So, I’m not concerned that during semester break of his first year at the University of Michigan Jesse has decided that Conservative Judaism is no longer for him. I do however think that his decision to up and leave is based on a false pretext. USY is the youth arm of the Conservative movement. Its members voted last week to change the language of a policy that only applied to the organization’s board members. Interdating was a no-no for these teenage board members of USY over two decades ago when I served as a regional officer and it will continue to be after the policy’s language was changed. The only difference in the policy is that it went from a strict tone of forbiddance to a softer tone with positive language. I suppose we could say that the outcome is the same, but the tone is kinder and gentler.

What’s interesting is that Jesse felt comfortable in a Conservative movement in which many affiliated synagogues don’t forbid its adult board members from interdating let alone being intermarried. Is Jesse okay with the fact that USY had a policy enforcing kashrut observance on its officers, while the vast majority of Conservative synagogue do not have similar expectations on its adult officers?

As Jesse’s grandfather (a Conservative rabbi in Detroit whom I knew) could have told him, interdating is not as serious an offense as intermarriage. While there certainly have been marriages that began as teenage romances in USY, it remains uncommon. Furthermore, why is Jesse so concerned with this interdating policy for the leadership of his former youth group, but not for rank and file members?

Surely as a former leader of USY, Jesse understands that Conservative Judaism is built upon the philosophy that we can uphold the ancient tradition without having our feet stuck in cement. The Conservative Judaism that Jesse embraced as a high school student was not the same Conservative Judaism that his grandfather promoted. His grandfather was against women becoming rabbis in the Conservative movement or being counted in a minyan. Those major changes didn’t cause Jesse or his parents to run away from being Conservative Jews. In fact, USY still maintains the position that endogamy is best for the Jewish people. How do I know this? I asked the director of the organization.

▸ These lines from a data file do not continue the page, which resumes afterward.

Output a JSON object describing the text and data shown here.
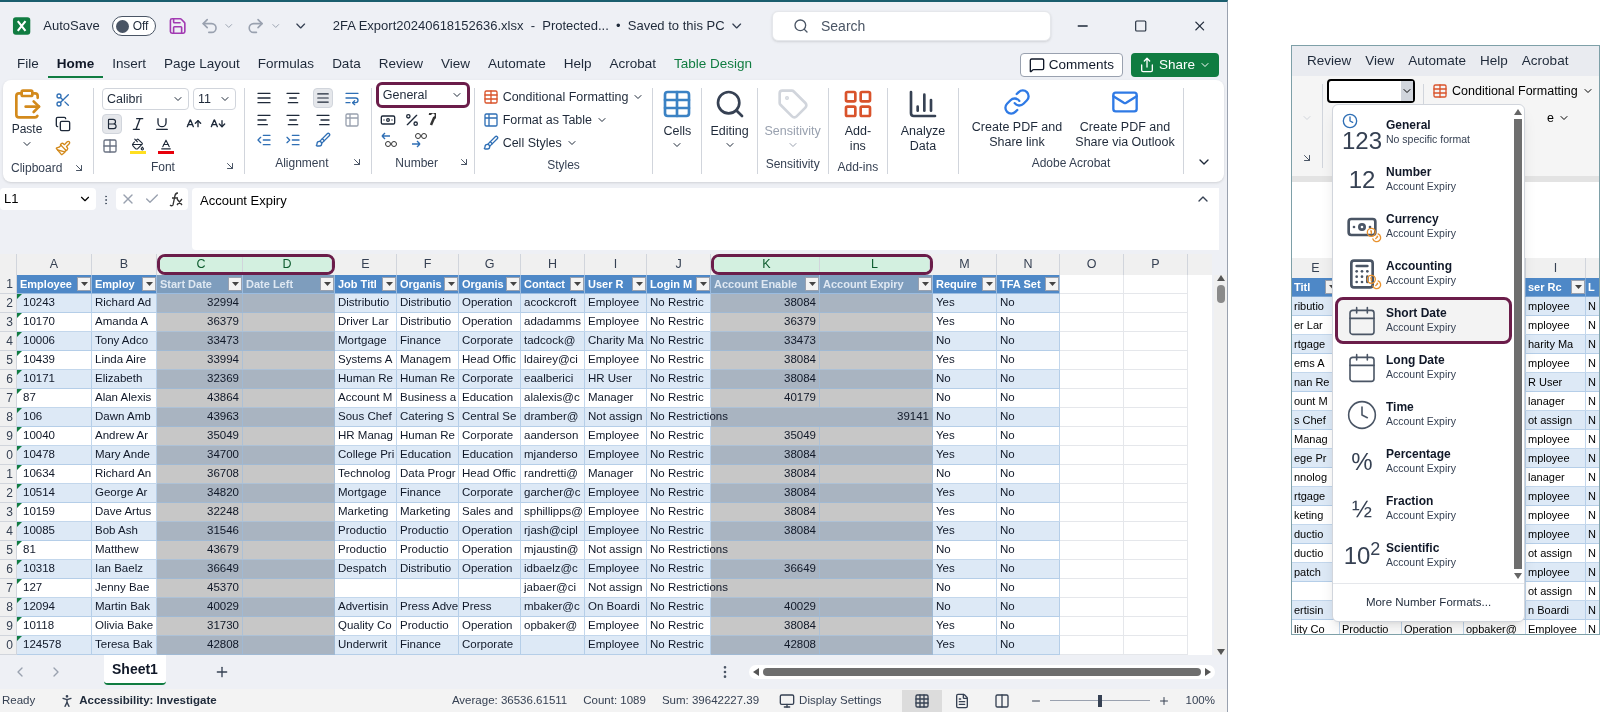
{
  "title_bar": {
    "autosave_label": "AutoSave",
    "autosave": {
      "on": false,
      "label": "Off"
    },
    "title": "2FA Export20240618152636.xlsx  -  Protected...  •  Saved to this PC",
    "search_placeholder": "Search"
  },
  "tabs": [
    {
      "label": "File",
      "selected": false,
      "kind": "normal"
    },
    {
      "label": "Home",
      "selected": true,
      "kind": "normal"
    },
    {
      "label": "Insert",
      "selected": false,
      "kind": "normal"
    },
    {
      "label": "Page Layout",
      "selected": false,
      "kind": "normal"
    },
    {
      "label": "Formulas",
      "selected": false,
      "kind": "normal"
    },
    {
      "label": "Data",
      "selected": false,
      "kind": "normal"
    },
    {
      "label": "Review",
      "selected": false,
      "kind": "normal"
    },
    {
      "label": "View",
      "selected": false,
      "kind": "normal"
    },
    {
      "label": "Automate",
      "selected": false,
      "kind": "normal"
    },
    {
      "label": "Help",
      "selected": false,
      "kind": "normal"
    },
    {
      "label": "Acrobat",
      "selected": false,
      "kind": "normal"
    },
    {
      "label": "Table Design",
      "selected": false,
      "kind": "contextual"
    }
  ],
  "comments_button": "Comments",
  "share_button": "Share",
  "ribbon": {
    "clipboard": {
      "paste": "Paste",
      "label": "Clipboard"
    },
    "font": {
      "name": "Calibri",
      "size": "11",
      "label": "Font"
    },
    "alignment": {
      "label": "Alignment"
    },
    "number": {
      "format": "General",
      "highlighted": true,
      "label": "Number"
    },
    "styles": {
      "items": [
        "Conditional Formatting",
        "Format as Table",
        "Cell Styles"
      ],
      "label": "Styles"
    },
    "tool_groups": [
      {
        "buttons": [
          {
            "kind": "cells",
            "label": "Cells",
            "dropdown": true,
            "disabled": false
          }
        ]
      },
      {
        "buttons": [
          {
            "kind": "editing",
            "label": "Editing",
            "dropdown": true,
            "disabled": false
          }
        ]
      },
      {
        "label": "Sensitivity",
        "buttons": [
          {
            "kind": "sensitivity",
            "label": "Sensitivity",
            "dropdown": true,
            "disabled": true
          }
        ]
      },
      {
        "label": "Add-ins",
        "buttons": [
          {
            "kind": "addins",
            "label": "Add-ins",
            "dropdown": false,
            "disabled": false
          }
        ]
      },
      {
        "buttons": [
          {
            "kind": "analyze",
            "label": "Analyze Data",
            "dropdown": false,
            "disabled": false
          }
        ]
      },
      {
        "label": "Adobe Acrobat",
        "buttons": [
          {
            "kind": "pdf_link",
            "label": "Create PDF and Share link",
            "dropdown": false,
            "disabled": false
          },
          {
            "kind": "pdf_mail",
            "label": "Create PDF and Share via Outlook",
            "dropdown": false,
            "disabled": false
          }
        ]
      }
    ]
  },
  "formula_bar": {
    "name_box": "L1",
    "formula": "Account Expiry"
  },
  "grid": {
    "columns": [
      {
        "letter": "A",
        "selected": false,
        "numeric": false
      },
      {
        "letter": "B",
        "selected": false,
        "numeric": false
      },
      {
        "letter": "C",
        "selected": true,
        "numeric": true
      },
      {
        "letter": "D",
        "selected": true
      },
      {
        "letter": "E",
        "selected": false,
        "numeric": false
      },
      {
        "letter": "F",
        "selected": false,
        "numeric": false
      },
      {
        "letter": "G",
        "selected": false,
        "numeric": false
      },
      {
        "letter": "H",
        "selected": false,
        "numeric": false
      },
      {
        "letter": "I",
        "selected": false,
        "numeric": false
      },
      {
        "letter": "J",
        "selected": false,
        "numeric": false
      },
      {
        "letter": "K",
        "selected": true,
        "numeric": true
      },
      {
        "letter": "L",
        "selected": true,
        "numeric": true
      },
      {
        "letter": "M",
        "selected": false,
        "numeric": false
      },
      {
        "letter": "N",
        "selected": false,
        "numeric": false
      },
      {
        "letter": "O",
        "selected": false
      },
      {
        "letter": "P",
        "selected": false
      }
    ],
    "header_row": {
      "n": "1",
      "cells": {
        "A": "Employee",
        "B": "Employ",
        "C": "Start Date",
        "D": "Date Left",
        "E": "Job Titl",
        "F": "Organis",
        "G": "Organis",
        "H": "Contact",
        "I": "User R",
        "J": "Login M",
        "K": "Account Enable",
        "L": "Account Expiry",
        "M": "Require",
        "N": "TFA Set"
      }
    },
    "rows": [
      {
        "n": "2",
        "cells": {
          "A": "10243",
          "B": "Richard Ad",
          "C": "32994",
          "E": "Distributio",
          "F": "Distributio",
          "G": "Operation",
          "H": "acockcroft",
          "I": "Employee",
          "J": "No Restric",
          "K": "38084",
          "M": "Yes",
          "N": "No"
        }
      },
      {
        "n": "3",
        "cells": {
          "A": "10170",
          "B": "Amanda A",
          "C": "36379",
          "E": "Driver Lar",
          "F": "Distributio",
          "G": "Operation",
          "H": "adadamms",
          "I": "Employee",
          "J": "No Restric",
          "K": "36379",
          "M": "Yes",
          "N": "No"
        }
      },
      {
        "n": "4",
        "cells": {
          "A": "10006",
          "B": "Tony Adco",
          "C": "33473",
          "E": "Mortgage",
          "F": "Finance",
          "G": "Corporate",
          "H": "tadcock@",
          "I": "Charity Ma",
          "J": "No Restric",
          "K": "33473",
          "M": "No",
          "N": "No"
        }
      },
      {
        "n": "5",
        "cells": {
          "A": "10439",
          "B": "Linda Aire",
          "C": "33994",
          "E": "Systems A",
          "F": "Managem",
          "G": "Head Offic",
          "H": "ldairey@ci",
          "I": "Employee",
          "J": "No Restric",
          "K": "38084",
          "M": "Yes",
          "N": "No"
        }
      },
      {
        "n": "6",
        "cells": {
          "A": "10171",
          "B": "Elizabeth",
          "C": "32369",
          "E": "Human Re",
          "F": "Human Re",
          "G": "Corporate",
          "H": "eaalberici",
          "I": "HR User",
          "J": "No Restric",
          "K": "38084",
          "M": "No",
          "N": "No"
        }
      },
      {
        "n": "7",
        "cells": {
          "A": "87",
          "B": "Alan Alexis",
          "C": "43864",
          "E": "Account M",
          "F": "Business a",
          "G": "Education",
          "H": "alalexis@c",
          "I": "Manager",
          "J": "No Restric",
          "K": "40179",
          "M": "No",
          "N": "No"
        }
      },
      {
        "n": "8",
        "cells": {
          "A": "106",
          "B": "Dawn Amb",
          "C": "43963",
          "E": "Sous Chef",
          "F": "Catering S",
          "G": "Central Se",
          "H": "dramber@",
          "I": "Not assign",
          "J": "No Restrictions",
          "L": "39141",
          "M": "No",
          "N": "No"
        }
      },
      {
        "n": "9",
        "cells": {
          "A": "10040",
          "B": "Andrew Ar",
          "C": "35049",
          "E": "HR Manag",
          "F": "Human Re",
          "G": "Corporate",
          "H": "aanderson",
          "I": "Employee",
          "J": "No Restric",
          "K": "35049",
          "M": "Yes",
          "N": "No"
        }
      },
      {
        "n": "0",
        "cells": {
          "A": "10478",
          "B": "Mary Ande",
          "C": "34700",
          "E": "College Pri",
          "F": "Education",
          "G": "Education",
          "H": "mjanderso",
          "I": "Employee",
          "J": "No Restric",
          "K": "38084",
          "M": "Yes",
          "N": "No"
        }
      },
      {
        "n": "1",
        "cells": {
          "A": "10634",
          "B": "Richard An",
          "C": "36708",
          "E": "Technolog",
          "F": "Data Progr",
          "G": "Head Offic",
          "H": "randretti@",
          "I": "Manager",
          "J": "No Restric",
          "K": "38084",
          "M": "No",
          "N": "No"
        }
      },
      {
        "n": "2",
        "cells": {
          "A": "10514",
          "B": "George Ar",
          "C": "34820",
          "E": "Mortgage",
          "F": "Finance",
          "G": "Corporate",
          "H": "garcher@c",
          "I": "Employee",
          "J": "No Restric",
          "K": "38084",
          "M": "Yes",
          "N": "No"
        }
      },
      {
        "n": "3",
        "cells": {
          "A": "10159",
          "B": "Dave Artus",
          "C": "32248",
          "E": "Marketing",
          "F": "Marketing",
          "G": "Sales and",
          "H": "sphillipps@",
          "I": "Employee",
          "J": "No Restric",
          "K": "38084",
          "M": "Yes",
          "N": "No"
        }
      },
      {
        "n": "4",
        "cells": {
          "A": "10085",
          "B": "Bob Ash",
          "C": "31546",
          "E": "Productio",
          "F": "Productio",
          "G": "Operation",
          "H": "rjash@cipl",
          "I": "Employee",
          "J": "No Restric",
          "K": "38084",
          "M": "Yes",
          "N": "No"
        }
      },
      {
        "n": "5",
        "cells": {
          "A": "81",
          "B": "Matthew",
          "C": "43679",
          "E": "Productio",
          "F": "Productio",
          "G": "Operation",
          "H": "mjaustin@",
          "I": "Not assign",
          "J": "No Restrictions",
          "M": "No",
          "N": "No"
        }
      },
      {
        "n": "6",
        "cells": {
          "A": "10318",
          "B": "Ian Baelz",
          "C": "36649",
          "E": "Despatch",
          "F": "Distributio",
          "G": "Operation",
          "H": "idbaelz@c",
          "I": "Employee",
          "J": "No Restric",
          "K": "36649",
          "M": "Yes",
          "N": "No"
        }
      },
      {
        "n": "7",
        "cells": {
          "A": "127",
          "B": "Jenny Bae",
          "C": "45370",
          "H": "jabaer@ci",
          "I": "Not assign",
          "J": "No Restrictions",
          "M": "No",
          "N": "No"
        }
      },
      {
        "n": "8",
        "cells": {
          "A": "12094",
          "B": "Martin Bak",
          "C": "40029",
          "E": "Advertisin",
          "F": "Press Adve",
          "G": "Press",
          "H": "mbaker@c",
          "I": "On Boardi",
          "J": "No Restric",
          "K": "40029",
          "M": "No",
          "N": "No"
        }
      },
      {
        "n": "9",
        "cells": {
          "A": "10118",
          "B": "Olivia Bake",
          "C": "31730",
          "E": "Quality Co",
          "F": "Productio",
          "G": "Operation",
          "H": "opbaker@",
          "I": "Employee",
          "J": "No Restric",
          "K": "38084",
          "M": "Yes",
          "N": "No"
        }
      },
      {
        "n": "0",
        "cells": {
          "A": "124578",
          "B": "Teresa Bak",
          "C": "42808",
          "E": "Underwrit",
          "F": "Finance",
          "G": "Corporate",
          "I": "Employee",
          "J": "No Restric",
          "K": "42808",
          "M": "Yes",
          "N": "No"
        }
      }
    ]
  },
  "sheet_tabs": [
    {
      "label": "Sheet1",
      "selected": true
    }
  ],
  "status_bar": {
    "ready": "Ready",
    "accessibility": "Accessibility: Investigate",
    "average": "Average: 36536.61511",
    "count": "Count: 1089",
    "sum": "Sum: 39642227.39",
    "display_settings": "Display Settings",
    "views": [
      {
        "kind": "normal",
        "selected": true
      },
      {
        "kind": "page_layout",
        "selected": false
      },
      {
        "kind": "page_break",
        "selected": false
      }
    ],
    "zoom": {
      "level": 0.5,
      "label": "100%"
    }
  },
  "inset": {
    "tabs": [
      "Review",
      "View",
      "Automate",
      "Help",
      "Acrobat"
    ],
    "conditional_formatting": "Conditional Formatting",
    "format_table_tail": "e",
    "column_headers": {
      "E": "E",
      "I": "I"
    },
    "header_row": {
      "E": "Titl",
      "I": "ser Rc",
      "J": "L"
    },
    "rows": [
      {
        "E": "ributio",
        "I": "mployee",
        "J": "N"
      },
      {
        "E": "er Lar",
        "I": "mployee",
        "J": "N"
      },
      {
        "E": "rtgage",
        "I": "harity Ma",
        "J": "N"
      },
      {
        "E": "ems A",
        "I": "mployee",
        "J": "N"
      },
      {
        "E": "nan Re",
        "I": "R User",
        "J": "N"
      },
      {
        "E": "ount M",
        "I": "lanager",
        "J": "N"
      },
      {
        "E": "s Chef",
        "I": "ot assign",
        "J": "N"
      },
      {
        "E": "Manag",
        "I": "mployee",
        "J": "N"
      },
      {
        "E": "ege Pr",
        "I": "mployee",
        "J": "N"
      },
      {
        "E": "nnolog",
        "I": "lanager",
        "J": "N"
      },
      {
        "E": "rtgage",
        "I": "mployee",
        "J": "N"
      },
      {
        "E": "keting",
        "I": "mployee",
        "J": "N"
      },
      {
        "E": "ductio",
        "I": "mployee",
        "J": "N"
      },
      {
        "E": "ductio",
        "I": "ot assign",
        "J": "N"
      },
      {
        "E": "patch",
        "I": "mployee",
        "J": "N"
      },
      {
        "I": "ot assign",
        "J": "N"
      },
      {
        "E": "ertisin",
        "I": "n Boardi",
        "J": "N"
      },
      {
        "E": "lity Co",
        "F": "Productio",
        "G": "Operation",
        "H": "opbaker@",
        "I": "Employee",
        "J": "N"
      }
    ],
    "number_menu": {
      "items": [
        {
          "kind": "general",
          "glyph": "123",
          "title": "General",
          "subtitle": "No specific format",
          "highlighted": false
        },
        {
          "kind": "number",
          "glyph": "12",
          "title": "Number",
          "subtitle": "Account Expiry",
          "highlighted": false
        },
        {
          "kind": "currency",
          "title": "Currency",
          "subtitle": "Account Expiry",
          "highlighted": false
        },
        {
          "kind": "accounting",
          "title": "Accounting",
          "subtitle": "Account Expiry",
          "highlighted": false
        },
        {
          "kind": "short_date",
          "title": "Short Date",
          "subtitle": "Account Expiry",
          "highlighted": true
        },
        {
          "kind": "long_date",
          "title": "Long Date",
          "subtitle": "Account Expiry",
          "highlighted": false
        },
        {
          "kind": "time",
          "title": "Time",
          "subtitle": "Account Expiry",
          "highlighted": false
        },
        {
          "kind": "percentage",
          "glyph": "%",
          "title": "Percentage",
          "subtitle": "Account Expiry",
          "highlighted": false
        },
        {
          "kind": "fraction",
          "glyph": "½",
          "title": "Fraction",
          "subtitle": "Account Expiry",
          "highlighted": false
        },
        {
          "kind": "scientific",
          "glyph": "10$^{2}$",
          "title": "Scientific",
          "subtitle": "Account Expiry",
          "highlighted": false
        }
      ],
      "more": "More Number Formats..."
    }
  }
}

The bottom line is that Jesse is throwing the baby out with the bathwater. He is confusing a change in the language of a policy that will never affect more than a small percentage of people within the Conservative movement. Lastly, I think it’s entirely possible that Jesse has conflated the Conservative movement (an institution with member congregations and affiliate groups) with Conservative Judaism. Even if he decides that he doesn’t like the language change in a policy for the leadership of the movement’s youth arm, that should not compel Jesse to no longer consider himself a Conservative Jew.